About this task → Print the listing in its entirety and exactly, leaving out images.

Data records →
==============================

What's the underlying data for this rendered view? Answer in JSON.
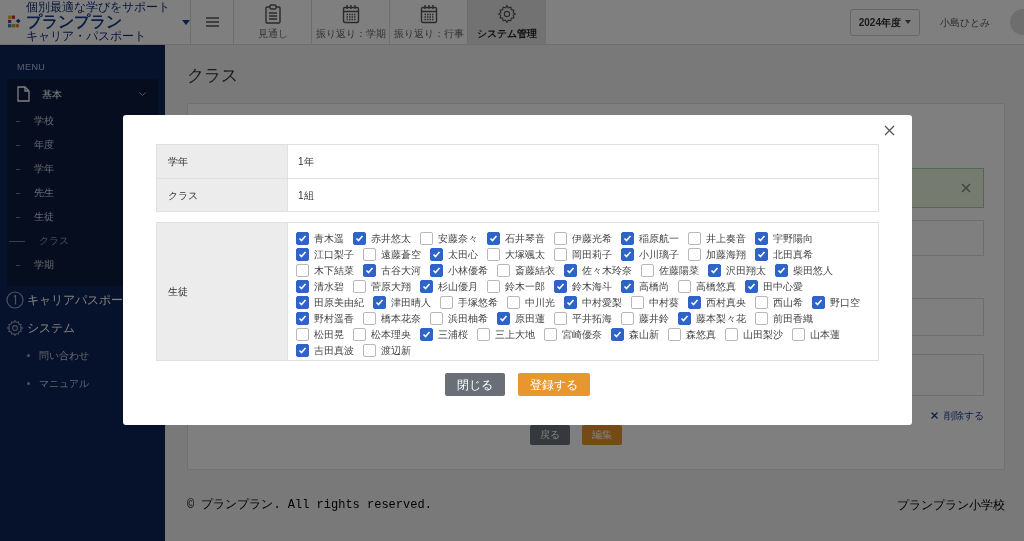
{
  "header": {
    "logo": {
      "tagline": "個別最適な学びをサポート",
      "name": "プランプラン",
      "subtitle": "キャリア・パスポート"
    },
    "nav_tabs": [
      {
        "label": "見通し",
        "selected": false
      },
      {
        "label": "振り返り：学期",
        "selected": false
      },
      {
        "label": "振り返り：行事",
        "selected": false
      },
      {
        "label": "システム管理",
        "selected": true
      }
    ],
    "year_select": "2024年度",
    "user_name": "小島ひとみ"
  },
  "sidebar": {
    "menu_label": "MENU",
    "items": [
      {
        "kind": "group",
        "label": "基本",
        "expanded": true,
        "children": [
          {
            "label": "学校",
            "selected": false
          },
          {
            "label": "年度",
            "selected": false
          },
          {
            "label": "学年",
            "selected": false
          },
          {
            "label": "先生",
            "selected": false
          },
          {
            "label": "生徒",
            "selected": false
          },
          {
            "label": "クラス",
            "selected": true
          },
          {
            "label": "学期",
            "selected": false
          }
        ]
      },
      {
        "kind": "numbered",
        "label": "キャリアパスポー"
      },
      {
        "kind": "settings",
        "label": "システム"
      },
      {
        "kind": "link",
        "label": "問い合わせ"
      },
      {
        "kind": "link",
        "label": "マニュアル"
      }
    ]
  },
  "page": {
    "title": "クラス",
    "delete_link": "削除する",
    "buttons": [
      {
        "label": "戻る",
        "kind": "secondary"
      },
      {
        "label": "編集",
        "kind": "primary"
      }
    ],
    "footer": {
      "copyright": "© プランプラン. All rights reserved.",
      "school": "プランプラン小学校"
    }
  },
  "modal": {
    "rows": [
      {
        "label": "学年",
        "value": "1年"
      },
      {
        "label": "クラス",
        "value": "1組"
      }
    ],
    "students_label": "生徒",
    "student_rows": [
      [
        {
          "name": "青木遥",
          "checked": true
        },
        {
          "name": "赤井悠太",
          "checked": true
        },
        {
          "name": "安藤奈々",
          "checked": false
        },
        {
          "name": "石井琴音",
          "checked": true
        },
        {
          "name": "伊藤光希",
          "checked": false
        },
        {
          "name": "稲原航一",
          "checked": true
        },
        {
          "name": "井上奏音",
          "checked": false
        },
        {
          "name": "宇野陽向",
          "checked": true
        }
      ],
      [
        {
          "name": "江口梨子",
          "checked": true
        },
        {
          "name": "遠藤蒼空",
          "checked": false
        },
        {
          "name": "太田心",
          "checked": true
        },
        {
          "name": "大塚颯太",
          "checked": false
        },
        {
          "name": "岡田莉子",
          "checked": false
        },
        {
          "name": "小川璃子",
          "checked": true
        },
        {
          "name": "加藤海翔",
          "checked": false
        },
        {
          "name": "北田真希",
          "checked": true
        }
      ],
      [
        {
          "name": "木下結菜",
          "checked": false
        },
        {
          "name": "古谷大河",
          "checked": true
        },
        {
          "name": "小林優希",
          "checked": true
        },
        {
          "name": "斎藤結衣",
          "checked": false
        },
        {
          "name": "佐々木玲奈",
          "checked": true
        },
        {
          "name": "佐藤陽菜",
          "checked": false
        },
        {
          "name": "沢田翔太",
          "checked": true
        },
        {
          "name": "柴田悠人",
          "checked": true
        }
      ],
      [
        {
          "name": "清水碧",
          "checked": true
        },
        {
          "name": "菅原大翔",
          "checked": false
        },
        {
          "name": "杉山優月",
          "checked": true
        },
        {
          "name": "鈴木一郎",
          "checked": false
        },
        {
          "name": "鈴木海斗",
          "checked": true
        },
        {
          "name": "高橋尚",
          "checked": true
        },
        {
          "name": "高橋悠真",
          "checked": false
        },
        {
          "name": "田中心愛",
          "checked": true
        }
      ],
      [
        {
          "name": "田原美由紀",
          "checked": true
        },
        {
          "name": "津田晴人",
          "checked": true
        },
        {
          "name": "手塚悠希",
          "checked": false
        },
        {
          "name": "中川光",
          "checked": false
        },
        {
          "name": "中村愛梨",
          "checked": true
        },
        {
          "name": "中村葵",
          "checked": false
        },
        {
          "name": "西村真央",
          "checked": true
        },
        {
          "name": "西山希",
          "checked": false
        },
        {
          "name": "野口空",
          "checked": true
        }
      ],
      [
        {
          "name": "野村遥香",
          "checked": true
        },
        {
          "name": "橋本花奈",
          "checked": false
        },
        {
          "name": "浜田柚希",
          "checked": false
        },
        {
          "name": "原田蓮",
          "checked": true
        },
        {
          "name": "平井拓海",
          "checked": false
        },
        {
          "name": "藤井鈴",
          "checked": false
        },
        {
          "name": "藤本梨々花",
          "checked": true
        },
        {
          "name": "前田香織",
          "checked": false
        }
      ],
      [
        {
          "name": "松田晃",
          "checked": false
        },
        {
          "name": "松本理央",
          "checked": false
        },
        {
          "name": "三浦桜",
          "checked": true
        },
        {
          "name": "三上大地",
          "checked": false
        },
        {
          "name": "宮崎優奈",
          "checked": false
        },
        {
          "name": "森山新",
          "checked": true
        },
        {
          "name": "森悠真",
          "checked": false
        },
        {
          "name": "山田梨沙",
          "checked": false
        },
        {
          "name": "山本蓮",
          "checked": false
        }
      ],
      [
        {
          "name": "吉田真波",
          "checked": true
        },
        {
          "name": "渡辺新",
          "checked": false
        }
      ]
    ],
    "buttons": [
      {
        "label": "閉じる",
        "kind": "secondary"
      },
      {
        "label": "登録する",
        "kind": "primary"
      }
    ]
  }
}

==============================

Solution →
What's the underlying data for this rendered view? Answer in JSON.
{
  "header": {
    "logo": {
      "tagline": "個別最適な学びをサポート",
      "name": "プランプラン",
      "subtitle": "キャリア・パスポート"
    },
    "nav_tabs": [
      {
        "label": "見通し",
        "selected": false
      },
      {
        "label": "振り返り：学期",
        "selected": false
      },
      {
        "label": "振り返り：行事",
        "selected": false
      },
      {
        "label": "システム管理",
        "selected": true
      }
    ],
    "year_select": "2024年度",
    "user_name": "小島ひとみ"
  },
  "sidebar": {
    "menu_label": "MENU",
    "items": [
      {
        "kind": "group",
        "label": "基本",
        "expanded": true,
        "children": [
          {
            "label": "学校",
            "selected": false
          },
          {
            "label": "年度",
            "selected": false
          },
          {
            "label": "学年",
            "selected": false
          },
          {
            "label": "先生",
            "selected": false
          },
          {
            "label": "生徒",
            "selected": false
          },
          {
            "label": "クラス",
            "selected": true
          },
          {
            "label": "学期",
            "selected": false
          }
        ]
      },
      {
        "kind": "numbered",
        "label": "キャリアパスポー"
      },
      {
        "kind": "settings",
        "label": "システム"
      },
      {
        "kind": "link",
        "label": "問い合わせ"
      },
      {
        "kind": "link",
        "label": "マニュアル"
      }
    ]
  },
  "page": {
    "title": "クラス",
    "delete_link": "削除する",
    "buttons": [
      {
        "label": "戻る",
        "kind": "secondary"
      },
      {
        "label": "編集",
        "kind": "primary"
      }
    ],
    "footer": {
      "copyright": "© プランプラン. All rights reserved.",
      "school": "プランプラン小学校"
    }
  },
  "modal": {
    "rows": [
      {
        "label": "学年",
        "value": "1年"
      },
      {
        "label": "クラス",
        "value": "1組"
      }
    ],
    "students_label": "生徒",
    "student_rows": [
      [
        {
          "name": "青木遥",
          "checked": true
        },
        {
          "name": "赤井悠太",
          "checked": true
        },
        {
          "name": "安藤奈々",
          "checked": false
        },
        {
          "name": "石井琴音",
          "checked": true
        },
        {
          "name": "伊藤光希",
          "checked": false
        },
        {
          "name": "稲原航一",
          "checked": true
        },
        {
          "name": "井上奏音",
          "checked": false
        },
        {
          "name": "宇野陽向",
          "checked": true
        }
      ],
      [
        {
          "name": "江口梨子",
          "checked": true
        },
        {
          "name": "遠藤蒼空",
          "checked": false
        },
        {
          "name": "太田心",
          "checked": true
        },
        {
          "name": "大塚颯太",
          "checked": false
        },
        {
          "name": "岡田莉子",
          "checked": false
        },
        {
          "name": "小川璃子",
          "checked": true
        },
        {
          "name": "加藤海翔",
          "checked": false
        },
        {
          "name": "北田真希",
          "checked": true
        }
      ],
      [
        {
          "name": "木下結菜",
          "checked": false
        },
        {
          "name": "古谷大河",
          "checked": true
        },
        {
          "name": "小林優希",
          "checked": true
        },
        {
          "name": "斎藤結衣",
          "checked": false
        },
        {
          "name": "佐々木玲奈",
          "checked": true
        },
        {
          "name": "佐藤陽菜",
          "checked": false
        },
        {
          "name": "沢田翔太",
          "checked": true
        },
        {
          "name": "柴田悠人",
          "checked": true
        }
      ],
      [
        {
          "name": "清水碧",
          "checked": true
        },
        {
          "name": "菅原大翔",
          "checked": false
        },
        {
          "name": "杉山優月",
          "checked": true
        },
        {
          "name": "鈴木一郎",
          "checked": false
        },
        {
          "name": "鈴木海斗",
          "checked": true
        },
        {
          "name": "高橋尚",
          "checked": true
        },
        {
          "name": "高橋悠真",
          "checked": false
        },
        {
          "name": "田中心愛",
          "checked": true
        }
      ],
      [
        {
          "name": "田原美由紀",
          "checked": true
        },
        {
          "name": "津田晴人",
          "checked": true
        },
        {
          "name": "手塚悠希",
          "checked": false
        },
        {
          "name": "中川光",
          "checked": false
        },
        {
          "name": "中村愛梨",
          "checked": true
        },
        {
          "name": "中村葵",
          "checked": false
        },
        {
          "name": "西村真央",
          "checked": true
        },
        {
          "name": "西山希",
          "checked": false
        },
        {
          "name": "野口空",
          "checked": true
        }
      ],
      [
        {
          "name": "野村遥香",
          "checked": true
        },
        {
          "name": "橋本花奈",
          "checked": false
        },
        {
          "name": "浜田柚希",
          "checked": false
        },
        {
          "name": "原田蓮",
          "checked": true
        },
        {
          "name": "平井拓海",
          "checked": false
        },
        {
          "name": "藤井鈴",
          "checked": false
        },
        {
          "name": "藤本梨々花",
          "checked": true
        },
        {
          "name": "前田香織",
          "checked": false
        }
      ],
      [
        {
          "name": "松田晃",
          "checked": false
        },
        {
          "name": "松本理央",
          "checked": false
        },
        {
          "name": "三浦桜",
          "checked": true
        },
        {
          "name": "三上大地",
          "checked": false
        },
        {
          "name": "宮崎優奈",
          "checked": false
        },
        {
          "name": "森山新",
          "checked": true
        },
        {
          "name": "森悠真",
          "checked": false
        },
        {
          "name": "山田梨沙",
          "checked": false
        },
        {
          "name": "山本蓮",
          "checked": false
        }
      ],
      [
        {
          "name": "吉田真波",
          "checked": true
        },
        {
          "name": "渡辺新",
          "checked": false
        }
      ]
    ],
    "buttons": [
      {
        "label": "閉じる",
        "kind": "secondary"
      },
      {
        "label": "登録する",
        "kind": "primary"
      }
    ]
  }
}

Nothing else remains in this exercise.